START Data to examine

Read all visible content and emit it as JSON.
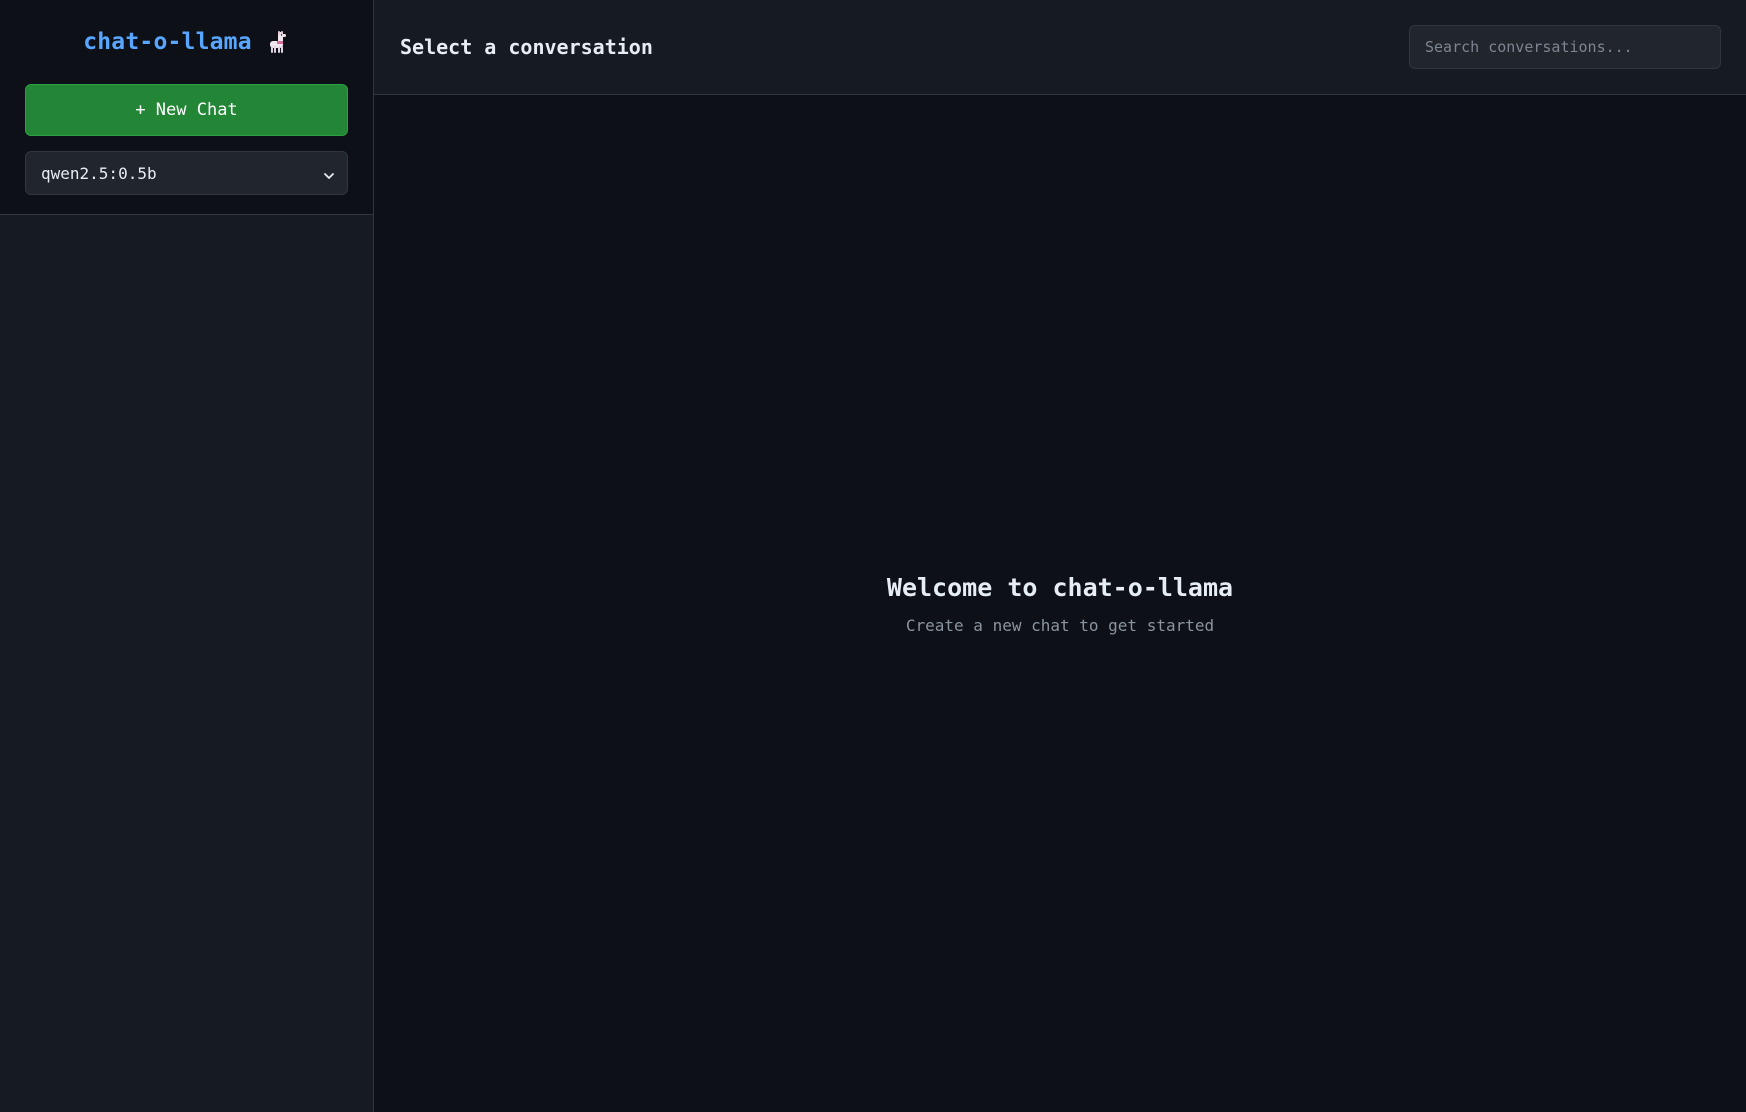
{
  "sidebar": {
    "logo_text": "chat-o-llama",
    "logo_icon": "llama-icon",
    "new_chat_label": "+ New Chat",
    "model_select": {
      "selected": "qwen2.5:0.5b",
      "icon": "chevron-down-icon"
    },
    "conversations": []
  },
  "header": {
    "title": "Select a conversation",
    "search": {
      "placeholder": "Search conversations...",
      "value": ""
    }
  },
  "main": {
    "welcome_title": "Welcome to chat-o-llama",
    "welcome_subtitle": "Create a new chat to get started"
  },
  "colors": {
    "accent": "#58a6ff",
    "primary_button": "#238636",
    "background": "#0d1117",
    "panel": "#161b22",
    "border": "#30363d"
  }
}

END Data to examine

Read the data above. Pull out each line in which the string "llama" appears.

Solution for this problem:
    "logo_text": "chat-o-llama",
    "logo_icon": "llama-icon",
    "welcome_title": "Welcome to chat-o-llama",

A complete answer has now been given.